Guttuso’s realism and restlessness
“Guttuso: Restless Realism” is the interesting title of a show that opened on September 10th inside the beautiful Quirinal Palace in Rome, and will be on until October 9th 2016.
Curated by Fabio Carapezza Guttuso and Crispino Valenziano, it is supported by the Italian Ministry of Culture, the Vatican Museums, the Guttuso Museum in Bagheria, the Chamber of Deputies, and major private collections.
The show revolves around the religious-inspiration paintings that Renato Guttuso (1911-1986) created throughout his artistic career – the most relevant being the “Crucifixion” the great Sicilian painter depicted between 1940 and 1941.
“I followed a religious inspiration,” he once explained. “I painted it with religious disposition. The face of Jesus was half-hidden by the bar of the cross on the right, his body partially covered by a white shroud, which one Mary used to wipe sweat and blood from the tortured body…”
Guttuso wished to create a strong connection between the “Crucifixion” and the war, aiming to represent “Christ’s agony as a scene from today… as a symbol of all the people who endure insults, imprisonment or torture for their ideas”.
The painting was presented to the public in 1942 on the occasion of the Bergamo Award, and caused scandal and controversy because some clergy considered it blasphemous. Priests were forbidden to look at it!
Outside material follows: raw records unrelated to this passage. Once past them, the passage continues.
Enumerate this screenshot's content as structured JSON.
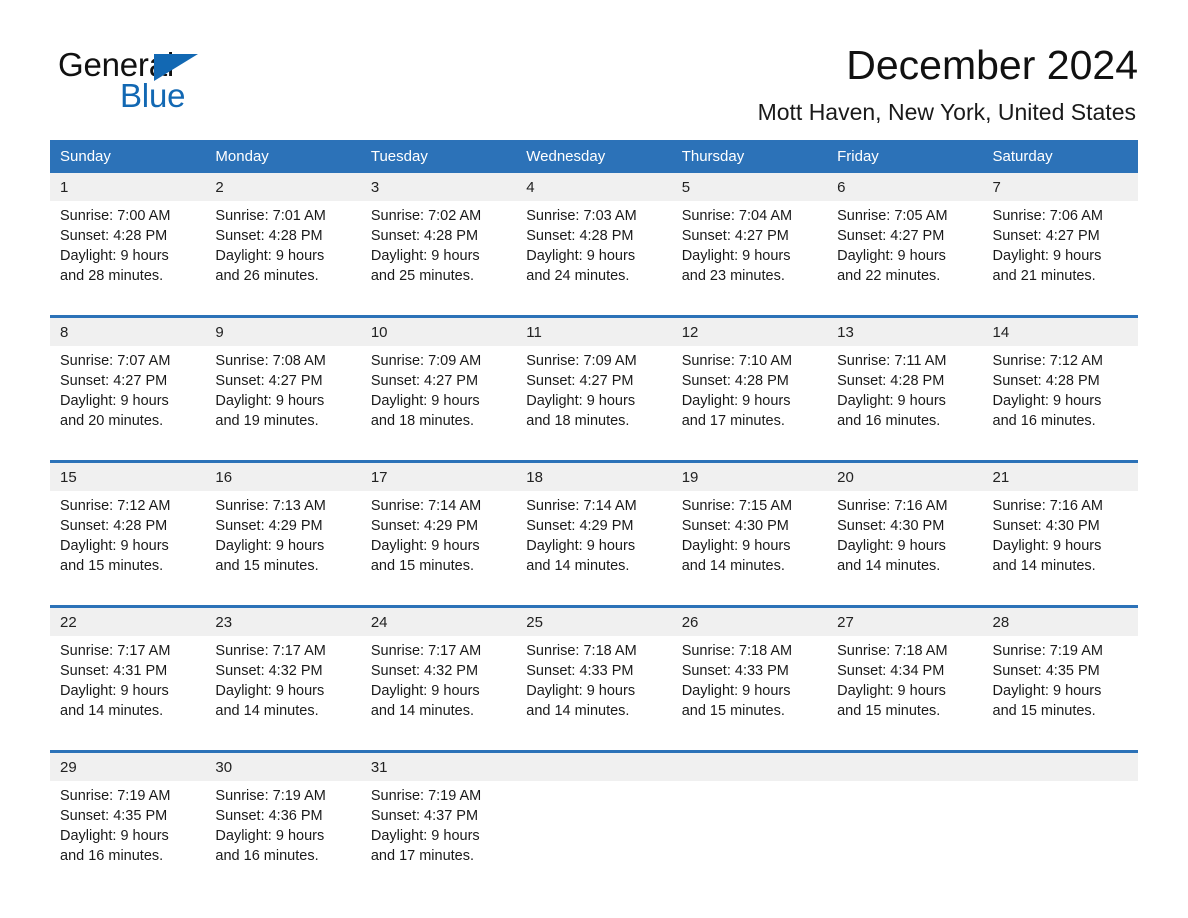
{
  "brand": {
    "name_part1": "General",
    "name_part2": "Blue",
    "accent_color": "#1268b3",
    "header_color": "#2c72b8"
  },
  "header": {
    "title": "December 2024",
    "location": "Mott Haven, New York, United States"
  },
  "calendar": {
    "weekdays": [
      "Sunday",
      "Monday",
      "Tuesday",
      "Wednesday",
      "Thursday",
      "Friday",
      "Saturday"
    ],
    "weeks": [
      [
        {
          "day": "1",
          "sunrise": "Sunrise: 7:00 AM",
          "sunset": "Sunset: 4:28 PM",
          "daylight_line1": "Daylight: 9 hours",
          "daylight_line2": "and 28 minutes."
        },
        {
          "day": "2",
          "sunrise": "Sunrise: 7:01 AM",
          "sunset": "Sunset: 4:28 PM",
          "daylight_line1": "Daylight: 9 hours",
          "daylight_line2": "and 26 minutes."
        },
        {
          "day": "3",
          "sunrise": "Sunrise: 7:02 AM",
          "sunset": "Sunset: 4:28 PM",
          "daylight_line1": "Daylight: 9 hours",
          "daylight_line2": "and 25 minutes."
        },
        {
          "day": "4",
          "sunrise": "Sunrise: 7:03 AM",
          "sunset": "Sunset: 4:28 PM",
          "daylight_line1": "Daylight: 9 hours",
          "daylight_line2": "and 24 minutes."
        },
        {
          "day": "5",
          "sunrise": "Sunrise: 7:04 AM",
          "sunset": "Sunset: 4:27 PM",
          "daylight_line1": "Daylight: 9 hours",
          "daylight_line2": "and 23 minutes."
        },
        {
          "day": "6",
          "sunrise": "Sunrise: 7:05 AM",
          "sunset": "Sunset: 4:27 PM",
          "daylight_line1": "Daylight: 9 hours",
          "daylight_line2": "and 22 minutes."
        },
        {
          "day": "7",
          "sunrise": "Sunrise: 7:06 AM",
          "sunset": "Sunset: 4:27 PM",
          "daylight_line1": "Daylight: 9 hours",
          "daylight_line2": "and 21 minutes."
        }
      ],
      [
        {
          "day": "8",
          "sunrise": "Sunrise: 7:07 AM",
          "sunset": "Sunset: 4:27 PM",
          "daylight_line1": "Daylight: 9 hours",
          "daylight_line2": "and 20 minutes."
        },
        {
          "day": "9",
          "sunrise": "Sunrise: 7:08 AM",
          "sunset": "Sunset: 4:27 PM",
          "daylight_line1": "Daylight: 9 hours",
          "daylight_line2": "and 19 minutes."
        },
        {
          "day": "10",
          "sunrise": "Sunrise: 7:09 AM",
          "sunset": "Sunset: 4:27 PM",
          "daylight_line1": "Daylight: 9 hours",
          "daylight_line2": "and 18 minutes."
        },
        {
          "day": "11",
          "sunrise": "Sunrise: 7:09 AM",
          "sunset": "Sunset: 4:27 PM",
          "daylight_line1": "Daylight: 9 hours",
          "daylight_line2": "and 18 minutes."
        },
        {
          "day": "12",
          "sunrise": "Sunrise: 7:10 AM",
          "sunset": "Sunset: 4:28 PM",
          "daylight_line1": "Daylight: 9 hours",
          "daylight_line2": "and 17 minutes."
        },
        {
          "day": "13",
          "sunrise": "Sunrise: 7:11 AM",
          "sunset": "Sunset: 4:28 PM",
          "daylight_line1": "Daylight: 9 hours",
          "daylight_line2": "and 16 minutes."
        },
        {
          "day": "14",
          "sunrise": "Sunrise: 7:12 AM",
          "sunset": "Sunset: 4:28 PM",
          "daylight_line1": "Daylight: 9 hours",
          "daylight_line2": "and 16 minutes."
        }
      ],
      [
        {
          "day": "15",
          "sunrise": "Sunrise: 7:12 AM",
          "sunset": "Sunset: 4:28 PM",
          "daylight_line1": "Daylight: 9 hours",
          "daylight_line2": "and 15 minutes."
        },
        {
          "day": "16",
          "sunrise": "Sunrise: 7:13 AM",
          "sunset": "Sunset: 4:29 PM",
          "daylight_line1": "Daylight: 9 hours",
          "daylight_line2": "and 15 minutes."
        },
        {
          "day": "17",
          "sunrise": "Sunrise: 7:14 AM",
          "sunset": "Sunset: 4:29 PM",
          "daylight_line1": "Daylight: 9 hours",
          "daylight_line2": "and 15 minutes."
        },
        {
          "day": "18",
          "sunrise": "Sunrise: 7:14 AM",
          "sunset": "Sunset: 4:29 PM",
          "daylight_line1": "Daylight: 9 hours",
          "daylight_line2": "and 14 minutes."
        },
        {
          "day": "19",
          "sunrise": "Sunrise: 7:15 AM",
          "sunset": "Sunset: 4:30 PM",
          "daylight_line1": "Daylight: 9 hours",
          "daylight_line2": "and 14 minutes."
        },
        {
          "day": "20",
          "sunrise": "Sunrise: 7:16 AM",
          "sunset": "Sunset: 4:30 PM",
          "daylight_line1": "Daylight: 9 hours",
          "daylight_line2": "and 14 minutes."
        },
        {
          "day": "21",
          "sunrise": "Sunrise: 7:16 AM",
          "sunset": "Sunset: 4:30 PM",
          "daylight_line1": "Daylight: 9 hours",
          "daylight_line2": "and 14 minutes."
        }
      ],
      [
        {
          "day": "22",
          "sunrise": "Sunrise: 7:17 AM",
          "sunset": "Sunset: 4:31 PM",
          "daylight_line1": "Daylight: 9 hours",
          "daylight_line2": "and 14 minutes."
        },
        {
          "day": "23",
          "sunrise": "Sunrise: 7:17 AM",
          "sunset": "Sunset: 4:32 PM",
          "daylight_line1": "Daylight: 9 hours",
          "daylight_line2": "and 14 minutes."
        },
        {
          "day": "24",
          "sunrise": "Sunrise: 7:17 AM",
          "sunset": "Sunset: 4:32 PM",
          "daylight_line1": "Daylight: 9 hours",
          "daylight_line2": "and 14 minutes."
        },
        {
          "day": "25",
          "sunrise": "Sunrise: 7:18 AM",
          "sunset": "Sunset: 4:33 PM",
          "daylight_line1": "Daylight: 9 hours",
          "daylight_line2": "and 14 minutes."
        },
        {
          "day": "26",
          "sunrise": "Sunrise: 7:18 AM",
          "sunset": "Sunset: 4:33 PM",
          "daylight_line1": "Daylight: 9 hours",
          "daylight_line2": "and 15 minutes."
        },
        {
          "day": "27",
          "sunrise": "Sunrise: 7:18 AM",
          "sunset": "Sunset: 4:34 PM",
          "daylight_line1": "Daylight: 9 hours",
          "daylight_line2": "and 15 minutes."
        },
        {
          "day": "28",
          "sunrise": "Sunrise: 7:19 AM",
          "sunset": "Sunset: 4:35 PM",
          "daylight_line1": "Daylight: 9 hours",
          "daylight_line2": "and 15 minutes."
        }
      ],
      [
        {
          "day": "29",
          "sunrise": "Sunrise: 7:19 AM",
          "sunset": "Sunset: 4:35 PM",
          "daylight_line1": "Daylight: 9 hours",
          "daylight_line2": "and 16 minutes."
        },
        {
          "day": "30",
          "sunrise": "Sunrise: 7:19 AM",
          "sunset": "Sunset: 4:36 PM",
          "daylight_line1": "Daylight: 9 hours",
          "daylight_line2": "and 16 minutes."
        },
        {
          "day": "31",
          "sunrise": "Sunrise: 7:19 AM",
          "sunset": "Sunset: 4:37 PM",
          "daylight_line1": "Daylight: 9 hours",
          "daylight_line2": "and 17 minutes."
        },
        {
          "day": "",
          "sunrise": "",
          "sunset": "",
          "daylight_line1": "",
          "daylight_line2": ""
        },
        {
          "day": "",
          "sunrise": "",
          "sunset": "",
          "daylight_line1": "",
          "daylight_line2": ""
        },
        {
          "day": "",
          "sunrise": "",
          "sunset": "",
          "daylight_line1": "",
          "daylight_line2": ""
        },
        {
          "day": "",
          "sunrise": "",
          "sunset": "",
          "daylight_line1": "",
          "daylight_line2": ""
        }
      ]
    ]
  }
}
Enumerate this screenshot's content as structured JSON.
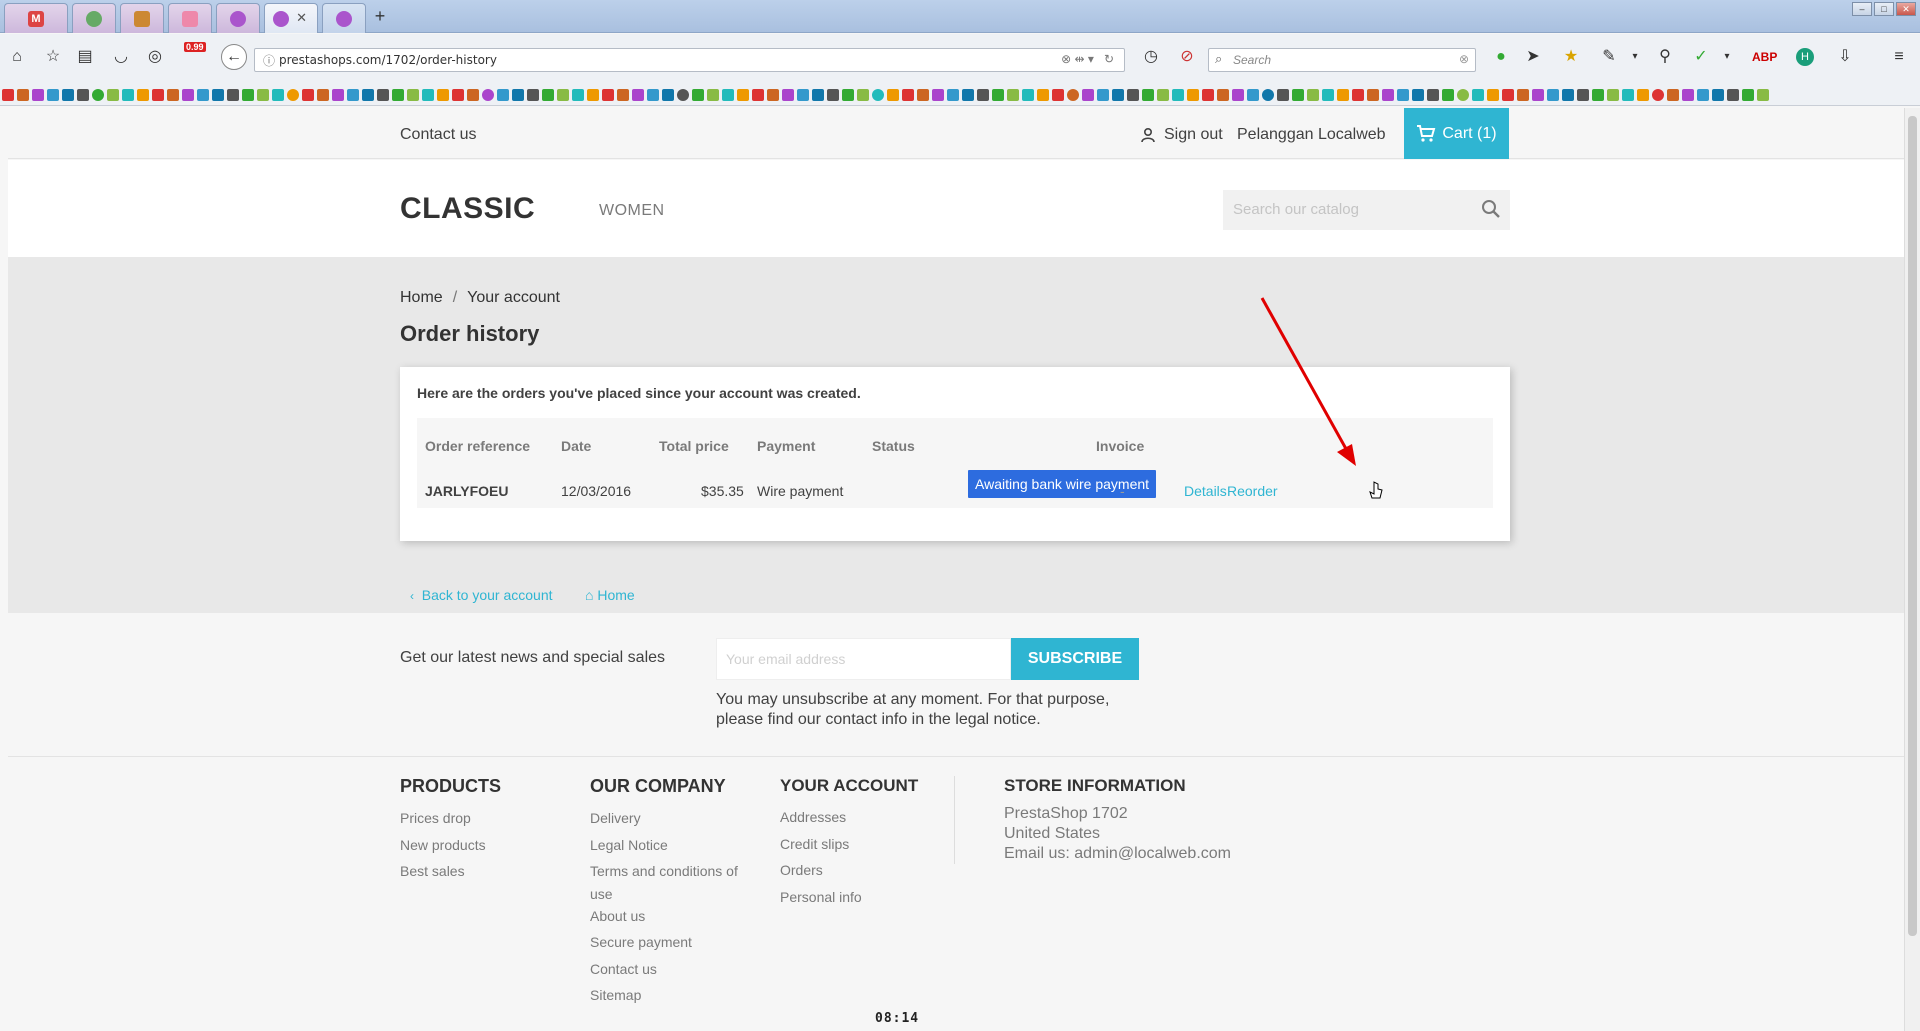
{
  "browser": {
    "url": "prestashops.com/1702/order-history",
    "search_placeholder": "Search",
    "badge": "0.99",
    "tab_count_new": "+"
  },
  "topnav": {
    "contact": "Contact us",
    "sign_out": "Sign out",
    "user_name": "Pelanggan Localweb",
    "cart": "Cart (1)"
  },
  "header": {
    "logo": "CLASSIC",
    "menu_women": "WOMEN",
    "search_placeholder": "Search our catalog"
  },
  "breadcrumb": {
    "home": "Home",
    "separator": "/",
    "account": "Your account"
  },
  "page_title": "Order history",
  "orders": {
    "intro": "Here are the orders you've placed since your account was created.",
    "columns": [
      "Order reference",
      "Date",
      "Total price",
      "Payment",
      "Status",
      "Invoice"
    ],
    "rows": [
      {
        "reference": "JARLYFOEU",
        "date": "12/03/2016",
        "total": "$35.35",
        "payment": "Wire payment",
        "status": "Awaiting bank wire payment",
        "invoice": "-",
        "details": "Details",
        "reorder": "Reorder"
      }
    ]
  },
  "links": {
    "back": "Back to your account",
    "home": "Home"
  },
  "newsletter": {
    "text": "Get our latest news and special sales",
    "placeholder": "Your email address",
    "button": "SUBSCRIBE",
    "note": "You may unsubscribe at any moment. For that purpose, please find our contact info in the legal notice."
  },
  "footer": {
    "products": {
      "title": "PRODUCTS",
      "links": [
        "Prices drop",
        "New products",
        "Best sales"
      ]
    },
    "company": {
      "title": "OUR COMPANY",
      "links": [
        "Delivery",
        "Legal Notice",
        "Terms and conditions of",
        "use",
        "About us",
        "Secure payment",
        "Contact us",
        "Sitemap"
      ]
    },
    "account": {
      "title": "YOUR ACCOUNT",
      "links": [
        "Addresses",
        "Credit slips",
        "Orders",
        "Personal info"
      ]
    },
    "store": {
      "title": "STORE INFORMATION",
      "lines": [
        "PrestaShop 1702",
        "United States",
        "Email us: admin@localweb.com"
      ]
    }
  },
  "clock": "08:14",
  "colors": {
    "accent": "#2fb5d2",
    "status_blue": "#2d6cdf",
    "annotation_arrow": "#e00000"
  }
}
Over twenty years would pass before the ecclesiastic authorities forgave the artist, but in 1973 Paul VI met with Guttuso, receiving three of his works in donation for the Vatican Museums.